Problem requirements>
Your answer should be every line of the records that contains the word "Enregistrer".
+++++
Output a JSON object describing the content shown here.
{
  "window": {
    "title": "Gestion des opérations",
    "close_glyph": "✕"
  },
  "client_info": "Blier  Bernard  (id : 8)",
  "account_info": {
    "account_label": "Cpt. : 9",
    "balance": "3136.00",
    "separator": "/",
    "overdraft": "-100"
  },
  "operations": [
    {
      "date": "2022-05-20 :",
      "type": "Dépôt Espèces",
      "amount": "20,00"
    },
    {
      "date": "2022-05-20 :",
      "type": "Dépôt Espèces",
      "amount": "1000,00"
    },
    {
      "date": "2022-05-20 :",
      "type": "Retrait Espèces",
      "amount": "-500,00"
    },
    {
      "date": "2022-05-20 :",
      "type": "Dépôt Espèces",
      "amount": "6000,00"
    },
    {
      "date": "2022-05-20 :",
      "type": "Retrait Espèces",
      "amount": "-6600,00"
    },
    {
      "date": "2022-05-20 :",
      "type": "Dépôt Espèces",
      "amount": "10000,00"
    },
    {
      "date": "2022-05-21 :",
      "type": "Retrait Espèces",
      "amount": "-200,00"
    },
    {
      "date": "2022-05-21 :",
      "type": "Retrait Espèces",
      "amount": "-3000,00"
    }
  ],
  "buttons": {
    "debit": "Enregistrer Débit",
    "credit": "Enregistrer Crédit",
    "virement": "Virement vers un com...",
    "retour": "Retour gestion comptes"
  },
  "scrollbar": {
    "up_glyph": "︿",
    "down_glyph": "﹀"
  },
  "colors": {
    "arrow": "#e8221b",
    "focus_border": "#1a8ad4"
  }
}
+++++
Final answer>
    "debit": "Enregistrer Débit",
    "credit": "Enregistrer Crédit",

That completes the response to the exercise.